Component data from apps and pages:
------------------------------------

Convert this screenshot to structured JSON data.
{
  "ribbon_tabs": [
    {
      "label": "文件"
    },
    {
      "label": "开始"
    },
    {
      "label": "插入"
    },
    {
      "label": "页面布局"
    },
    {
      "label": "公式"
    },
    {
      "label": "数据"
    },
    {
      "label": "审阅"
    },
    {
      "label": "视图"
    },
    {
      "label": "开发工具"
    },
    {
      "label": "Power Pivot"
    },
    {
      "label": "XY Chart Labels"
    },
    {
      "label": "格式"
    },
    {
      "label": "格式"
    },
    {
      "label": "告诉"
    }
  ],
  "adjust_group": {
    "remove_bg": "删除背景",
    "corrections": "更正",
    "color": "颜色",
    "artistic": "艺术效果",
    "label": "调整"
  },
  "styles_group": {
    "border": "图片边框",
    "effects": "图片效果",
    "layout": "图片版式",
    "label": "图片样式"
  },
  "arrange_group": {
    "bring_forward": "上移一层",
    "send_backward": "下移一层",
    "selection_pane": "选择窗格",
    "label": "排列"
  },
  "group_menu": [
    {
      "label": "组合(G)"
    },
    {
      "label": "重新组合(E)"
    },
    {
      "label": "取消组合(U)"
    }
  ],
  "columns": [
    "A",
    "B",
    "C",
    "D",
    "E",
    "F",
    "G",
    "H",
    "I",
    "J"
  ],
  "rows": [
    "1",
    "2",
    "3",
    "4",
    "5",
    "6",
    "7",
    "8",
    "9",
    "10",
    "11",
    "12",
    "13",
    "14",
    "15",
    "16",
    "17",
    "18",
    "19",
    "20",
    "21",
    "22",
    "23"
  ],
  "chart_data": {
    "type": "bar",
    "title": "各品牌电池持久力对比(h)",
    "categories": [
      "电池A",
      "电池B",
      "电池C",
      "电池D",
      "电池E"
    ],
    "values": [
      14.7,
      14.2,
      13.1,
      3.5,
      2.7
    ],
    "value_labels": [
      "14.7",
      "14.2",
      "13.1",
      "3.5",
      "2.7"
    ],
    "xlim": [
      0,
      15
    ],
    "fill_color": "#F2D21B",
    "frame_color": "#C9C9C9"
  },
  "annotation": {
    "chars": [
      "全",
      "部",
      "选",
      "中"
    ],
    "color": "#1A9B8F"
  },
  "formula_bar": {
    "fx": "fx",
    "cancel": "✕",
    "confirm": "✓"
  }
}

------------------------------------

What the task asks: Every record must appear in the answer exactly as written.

Expected output:
Convert this screenshot to structured JSON data.
{
  "ribbon_tabs": [
    {
      "label": "文件"
    },
    {
      "label": "开始"
    },
    {
      "label": "插入"
    },
    {
      "label": "页面布局"
    },
    {
      "label": "公式"
    },
    {
      "label": "数据"
    },
    {
      "label": "审阅"
    },
    {
      "label": "视图"
    },
    {
      "label": "开发工具"
    },
    {
      "label": "Power Pivot"
    },
    {
      "label": "XY Chart Labels"
    },
    {
      "label": "格式"
    },
    {
      "label": "格式"
    },
    {
      "label": "告诉"
    }
  ],
  "adjust_group": {
    "remove_bg": "删除背景",
    "corrections": "更正",
    "color": "颜色",
    "artistic": "艺术效果",
    "label": "调整"
  },
  "styles_group": {
    "border": "图片边框",
    "effects": "图片效果",
    "layout": "图片版式",
    "label": "图片样式"
  },
  "arrange_group": {
    "bring_forward": "上移一层",
    "send_backward": "下移一层",
    "selection_pane": "选择窗格",
    "label": "排列"
  },
  "group_menu": [
    {
      "label": "组合(G)"
    },
    {
      "label": "重新组合(E)"
    },
    {
      "label": "取消组合(U)"
    }
  ],
  "columns": [
    "A",
    "B",
    "C",
    "D",
    "E",
    "F",
    "G",
    "H",
    "I",
    "J"
  ],
  "rows": [
    "1",
    "2",
    "3",
    "4",
    "5",
    "6",
    "7",
    "8",
    "9",
    "10",
    "11",
    "12",
    "13",
    "14",
    "15",
    "16",
    "17",
    "18",
    "19",
    "20",
    "21",
    "22",
    "23"
  ],
  "chart_data": {
    "type": "bar",
    "title": "各品牌电池持久力对比(h)",
    "categories": [
      "电池A",
      "电池B",
      "电池C",
      "电池D",
      "电池E"
    ],
    "values": [
      14.7,
      14.2,
      13.1,
      3.5,
      2.7
    ],
    "value_labels": [
      "14.7",
      "14.2",
      "13.1",
      "3.5",
      "2.7"
    ],
    "xlim": [
      0,
      15
    ],
    "fill_color": "#F2D21B",
    "frame_color": "#C9C9C9"
  },
  "annotation": {
    "chars": [
      "全",
      "部",
      "选",
      "中"
    ],
    "color": "#1A9B8F"
  },
  "formula_bar": {
    "fx": "fx",
    "cancel": "✕",
    "confirm": "✓"
  }
}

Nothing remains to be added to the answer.